When former linebacker Wilber Marshall was told his name failed to appear on the 2017 Hall-of-Fame preliminary list, a compilation of 94 former players and coaches eligible for Canton, he wasn’t surprised. He was astounded.
“I just don’t get it,” he said when the Talk of Fame Network caught up to him.
Well, then, get in line.
Wilber Marshall not only was a star linebacker; he was a complete one, too, able to make plays anywhere on the field. He could play inside, outside or both sides. In fact, he did. He could rush the passer, force fumbles, drop into coverage.
In short, he was a complete linebacker.
And he was a complete linebacker on one of the greatest defenses in pro football history — the Chicago Bears’ “46” unit that propelled the Bears to a lopsided Super Bowl XX victory. Marshall wasn’t just part of that defense; he was an indispensable part of a group that included three Hall of Famers, defensive tackle Dan Hampton, linebacker Mike Singletary and defensive end Richard Dent.
He went to three Pro Bowls. He was a first-team All-Pro weakside linebacker with the Bears and a two-time All-Pro years later as a strongside backer with Washington. He was an NFC Defensive Player of the Year and NFL Alumni Linebacker of the Year. He played on two Super Bowl champions and nine top-10 defenses in his 12-year career — including one unit (Houston) that ranked first vs. the run and another (the Jets) that was first against the pass.
Anyone who watched Marshall knows how accomplished he was. Yet he somehow was overlooked by the Hall-of-Fame’s 2017 preliminary committee, and Marshall is right. That isn’t just surprising; it’s astounding.
“It’s really hard when you see some of the guys who are on there,” he said when the Talk of Fame Network contacted him last fall. “Carl Banks. We came out at the same time. Tedy Bruschi. None of those guys made Linebacker of the Week or even Linebacker of the Month, let alone Linebacker of the Year or Defensive Player of the Year. It’s like: ‘What did I do?’ ”
What Wilber Marshall did was everything. He had 45 sacks, 23 interceptions and 24 forced fumbles, recovering 16. And he played everywhere. Inside. Outside. Strongside. Weakside. You name it.

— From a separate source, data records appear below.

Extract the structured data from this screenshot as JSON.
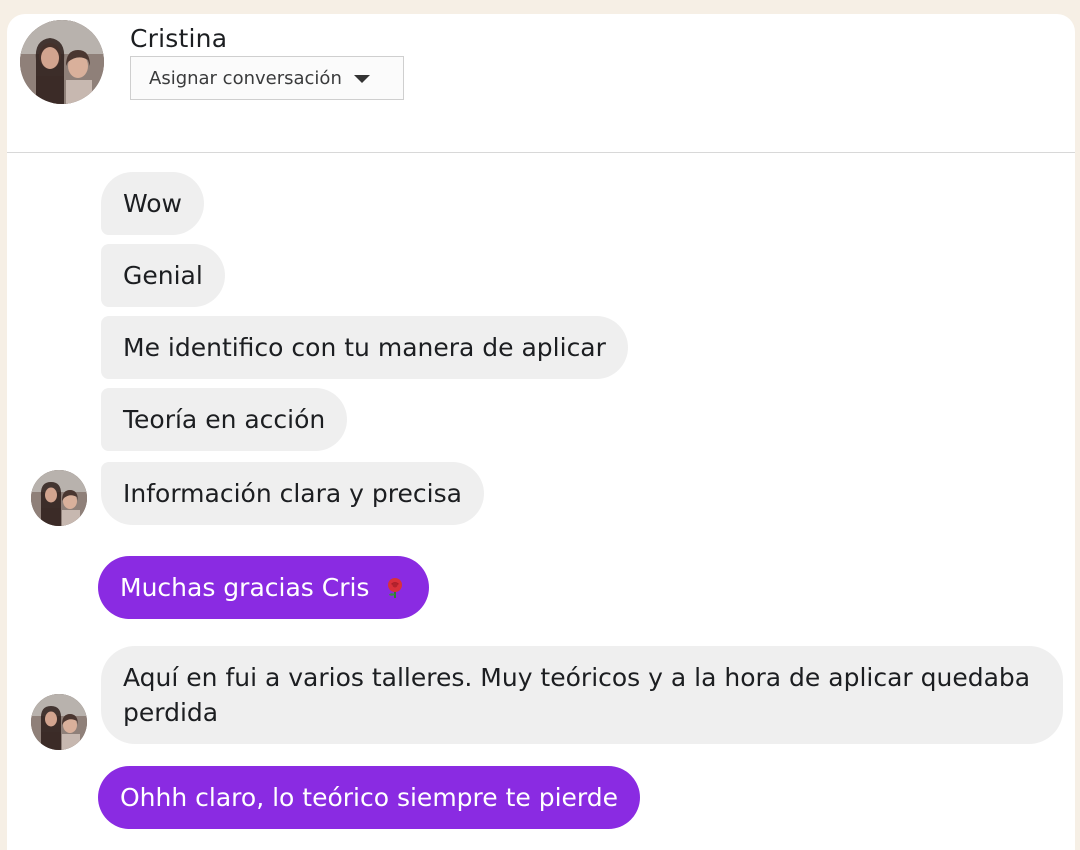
{
  "contact": {
    "name": "Cristina",
    "avatar_icon": "contact-photo-icon"
  },
  "header": {
    "assign_label": "Asignar conversación",
    "assign_icon": "caret-down-icon"
  },
  "messages": [
    {
      "direction": "in",
      "text": "Wow"
    },
    {
      "direction": "in",
      "text": "Genial"
    },
    {
      "direction": "in",
      "text": "Me identifico con tu manera de aplicar"
    },
    {
      "direction": "in",
      "text": "Teoría en acción"
    },
    {
      "direction": "in",
      "text": "Información clara y precisa"
    },
    {
      "direction": "out",
      "text": "Muchas gracias Cris",
      "emoji_icon": "rose-emoji-icon"
    },
    {
      "direction": "in",
      "text": "Aquí en fui a varios talleres. Muy teóricos y a la hora de aplicar quedaba perdida"
    },
    {
      "direction": "out",
      "text": "Ohhh claro, lo teórico siempre te pierde"
    }
  ],
  "colors": {
    "outgoing_bubble": "#8a2be2",
    "incoming_bubble": "#efefef",
    "page_background": "#f6efe5"
  }
}
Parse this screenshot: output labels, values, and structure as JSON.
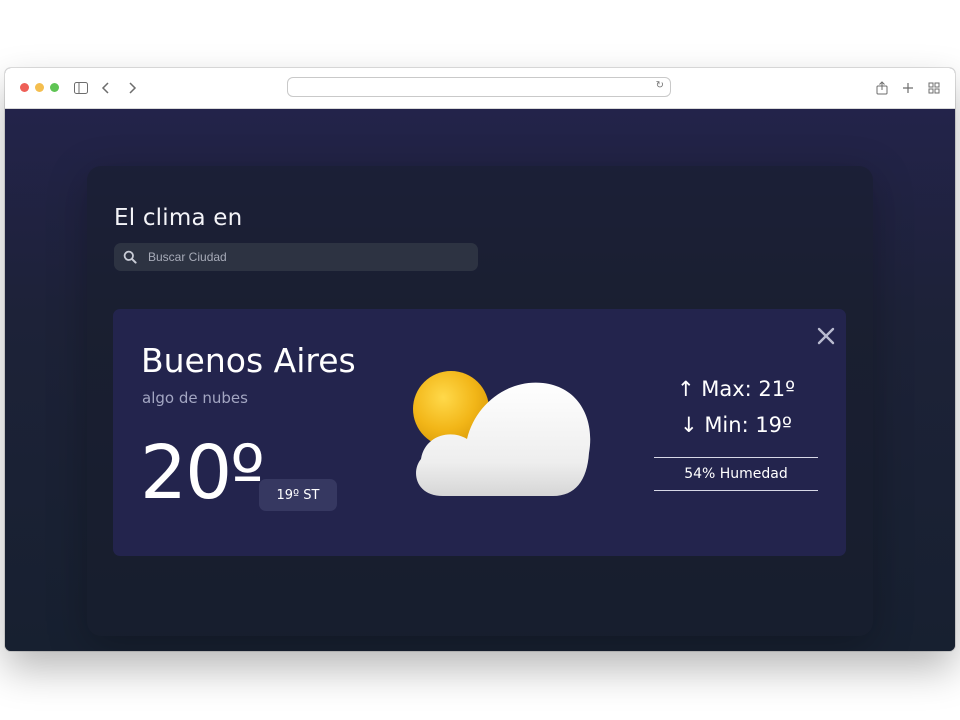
{
  "browser": {
    "url": "",
    "icons": [
      "sidebar-icon",
      "back-icon",
      "forward-icon",
      "reload-icon",
      "share-icon",
      "new-tab-icon",
      "tab-overview-icon"
    ]
  },
  "app": {
    "heading": "El clima en",
    "search": {
      "placeholder": "Buscar Ciudad",
      "value": ""
    }
  },
  "weather": {
    "city": "Buenos Aires",
    "condition": "algo de nubes",
    "temperature": "20º",
    "feels_like": "19º ST",
    "max": "Max: 21º",
    "min": "Min: 19º",
    "humidity": "54% Humedad",
    "icon": "partly-cloudy-icon"
  },
  "colors": {
    "card_background": "#23244d",
    "page_background": "#1d2238",
    "sun": "#f2b618",
    "cloud": "#f1f1f1"
  }
}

“I’m probably the only linebacker in history — that I know of — that played inside and outside linebacker on (the same Super Bowl defense),” Marshall said of the 1985 Bears. “They had Mike (Singletary) sitting on the sidelines when I’m playing middle linebacker on third down. So, I wasn’t just a rush guy, like the guys on the end that you see go 90 percent of the time … I never walked off that field. I played both ways.”
No, he played always.
Wilber Marshall deserves serious consideration by Canton, but first things first: The Hall must … absolutely must … include him on its 2018 preliminary list. Once that’s done, maybe we can have a serious conversation of his Hall-of-Fame credentials.
Because he deserves nothing less.